The increase in the line-rental fee to about 38 pesos ($2.70) a month from 13 pesos in the carrier’s second-largest Latin American market comes after 16 years of government-frozen tariffs. The country’s new leadership is scaling back policies of previous regimes, hoping to spur investment in infrastructure such as telecommunications networks.
Pricing leeway offers Telefonica the chance to increase revenue and profit, and to step up network investments in a country of more than 40 million people starved for video and data services. While Argentina accounts for more than 6 percent of Madrid-based Telefonica’s sales, its profit contribution has been far less. The company’s at a turning point after several problematic years, said Andre Bolumburu, an analyst at Banco Sabadell in Madrid.
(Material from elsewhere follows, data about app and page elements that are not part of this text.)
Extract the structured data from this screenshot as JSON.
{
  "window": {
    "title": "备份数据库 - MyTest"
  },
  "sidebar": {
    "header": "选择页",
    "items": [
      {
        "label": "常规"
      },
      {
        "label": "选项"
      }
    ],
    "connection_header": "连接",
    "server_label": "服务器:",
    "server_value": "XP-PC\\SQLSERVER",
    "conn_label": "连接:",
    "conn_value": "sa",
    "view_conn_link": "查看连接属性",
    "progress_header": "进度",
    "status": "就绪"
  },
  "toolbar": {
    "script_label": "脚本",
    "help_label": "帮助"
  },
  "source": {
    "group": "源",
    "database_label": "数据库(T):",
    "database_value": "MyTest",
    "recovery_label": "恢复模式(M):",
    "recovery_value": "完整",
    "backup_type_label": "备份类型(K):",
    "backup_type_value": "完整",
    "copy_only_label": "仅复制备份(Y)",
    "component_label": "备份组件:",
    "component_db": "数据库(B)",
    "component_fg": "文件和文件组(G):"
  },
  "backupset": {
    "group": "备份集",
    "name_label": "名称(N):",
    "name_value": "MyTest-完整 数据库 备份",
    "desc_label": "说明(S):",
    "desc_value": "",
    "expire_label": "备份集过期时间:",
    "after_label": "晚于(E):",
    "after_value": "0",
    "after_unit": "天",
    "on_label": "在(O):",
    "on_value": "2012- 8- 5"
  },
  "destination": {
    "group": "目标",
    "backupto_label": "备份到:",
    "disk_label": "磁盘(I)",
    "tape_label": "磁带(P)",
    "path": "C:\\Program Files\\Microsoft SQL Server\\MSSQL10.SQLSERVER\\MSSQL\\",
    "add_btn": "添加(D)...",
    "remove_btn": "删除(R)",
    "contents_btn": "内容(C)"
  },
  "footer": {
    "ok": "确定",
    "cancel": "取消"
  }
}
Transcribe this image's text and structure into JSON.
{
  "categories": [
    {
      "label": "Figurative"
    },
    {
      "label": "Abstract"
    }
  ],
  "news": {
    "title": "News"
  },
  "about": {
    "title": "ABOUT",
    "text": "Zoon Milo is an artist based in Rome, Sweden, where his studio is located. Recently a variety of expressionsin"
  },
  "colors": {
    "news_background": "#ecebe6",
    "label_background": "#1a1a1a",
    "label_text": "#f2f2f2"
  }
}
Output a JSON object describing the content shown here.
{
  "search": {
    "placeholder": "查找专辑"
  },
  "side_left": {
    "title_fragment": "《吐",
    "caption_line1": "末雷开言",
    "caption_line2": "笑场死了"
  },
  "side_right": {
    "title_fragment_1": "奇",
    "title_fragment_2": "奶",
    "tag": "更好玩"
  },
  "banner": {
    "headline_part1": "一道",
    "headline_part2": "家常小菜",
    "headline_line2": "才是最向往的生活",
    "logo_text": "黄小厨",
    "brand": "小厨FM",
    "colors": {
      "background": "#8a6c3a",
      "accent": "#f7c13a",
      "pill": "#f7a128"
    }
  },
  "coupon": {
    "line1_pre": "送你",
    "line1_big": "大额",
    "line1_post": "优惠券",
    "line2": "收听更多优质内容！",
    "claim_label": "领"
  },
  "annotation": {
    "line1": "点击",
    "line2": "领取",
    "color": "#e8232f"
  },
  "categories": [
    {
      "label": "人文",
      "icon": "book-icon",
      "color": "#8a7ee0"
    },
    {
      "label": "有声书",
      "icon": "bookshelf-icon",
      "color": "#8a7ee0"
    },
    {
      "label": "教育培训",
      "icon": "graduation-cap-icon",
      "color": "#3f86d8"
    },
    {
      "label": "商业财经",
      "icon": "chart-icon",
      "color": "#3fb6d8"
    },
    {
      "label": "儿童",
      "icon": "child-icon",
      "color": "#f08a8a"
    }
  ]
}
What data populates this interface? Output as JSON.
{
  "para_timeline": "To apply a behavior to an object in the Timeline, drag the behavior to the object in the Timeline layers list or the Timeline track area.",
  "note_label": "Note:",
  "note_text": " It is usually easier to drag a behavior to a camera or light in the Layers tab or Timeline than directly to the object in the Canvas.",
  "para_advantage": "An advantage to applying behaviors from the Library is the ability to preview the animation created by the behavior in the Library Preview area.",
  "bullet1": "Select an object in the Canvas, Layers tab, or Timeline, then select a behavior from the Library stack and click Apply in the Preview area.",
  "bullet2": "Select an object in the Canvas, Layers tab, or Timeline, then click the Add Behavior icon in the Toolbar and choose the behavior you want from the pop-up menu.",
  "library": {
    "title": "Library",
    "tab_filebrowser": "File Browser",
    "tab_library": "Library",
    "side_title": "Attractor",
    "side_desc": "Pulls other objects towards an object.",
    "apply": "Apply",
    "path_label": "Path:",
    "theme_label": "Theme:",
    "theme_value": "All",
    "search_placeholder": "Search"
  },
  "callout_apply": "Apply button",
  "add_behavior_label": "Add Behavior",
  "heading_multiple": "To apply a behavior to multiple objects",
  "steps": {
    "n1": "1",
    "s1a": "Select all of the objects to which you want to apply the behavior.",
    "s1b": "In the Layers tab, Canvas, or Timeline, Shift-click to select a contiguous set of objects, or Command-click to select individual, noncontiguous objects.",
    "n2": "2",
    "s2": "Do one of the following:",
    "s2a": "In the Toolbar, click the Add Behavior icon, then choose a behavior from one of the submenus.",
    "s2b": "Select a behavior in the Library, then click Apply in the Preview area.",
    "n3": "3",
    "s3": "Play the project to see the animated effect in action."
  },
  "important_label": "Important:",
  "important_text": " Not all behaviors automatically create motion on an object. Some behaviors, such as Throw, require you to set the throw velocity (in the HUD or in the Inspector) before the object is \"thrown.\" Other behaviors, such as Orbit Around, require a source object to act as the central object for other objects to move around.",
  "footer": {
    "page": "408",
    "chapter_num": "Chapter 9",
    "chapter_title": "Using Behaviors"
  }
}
“These are countries that are affected by cyclical situation and when they improve, as Argentina may now, they can be a source of some good news,” said Bolumburu, who recommends buying the shares.
The fixed-price policies of the past prompted Telefonica and main rival Telecom Argentina SA to limit investment in phone lines and come up with innovative ways to keep up with booming demand.
One of the solutions was “mobile at home,” which gave customers seeking fixed lines a mobile phone instead — though it looked like a house phone and couldn’t be moved. The product allowed carriers to use their cellular spectrum, which has more loosely regulated prices, rather than invest in copper networks.
Though Argentina is second to Brazil in sales among Telefonica’s Latin American markets, it is one of the least profitable. Operating income before depreciation and amortization dropped to 1 billion euros ($1.1 billion) in Argentina in 2015 from 1.7 billion euros in 2000 and the Oibda margin is the second-lowest among the carrier’s 10 markets in the region.
While users have complained about the quality of Telefonica’s phone and internet service, it’s part of a bigger problem in Argentina, where frozen tariffs and low investment have also plagued utilities. The administration of Mauricio Macri, who took over as president in December, has cut subsidies and freed prices, reversing policies that date back to the 2001-2002 financial crisis and the 12-year administrations of spouses Nestor Kirchner and Cristina Fernandez that followed. Fuel prices at the pump have risen 35 percent year this year, while electricity in some parts of the country has quadrupled in cost.
In March, the government authorized the landline price increases, and both Telefonica and Telecom Argentina raised tariffs by the same amount this month. Lawmakers summoned both carriers, as well as the local unit of America Movil SAB, to a congressional hearing last week.
Even after the increase, prices in Argentina remain low compared with many other markets. Telefonica also faces mounting competition in the country, with Mexican investor David Martinez acquiring Telecom Argentina earlier this year, and the country’s largest media conglomerate, Grupo Clarin SA, buying Nextel’s local assets in 2015.
The government this month also announced new rules aimed at helping to create so-called virtual operators, which rent capacity from network owners and typically compete with lower prices.
“The increases could be a double-edged sword,” Martin Becerra, a professor at the Argentine universities of Buenos Aires and Quilmes. They “could potentially help foster the development of competitors.”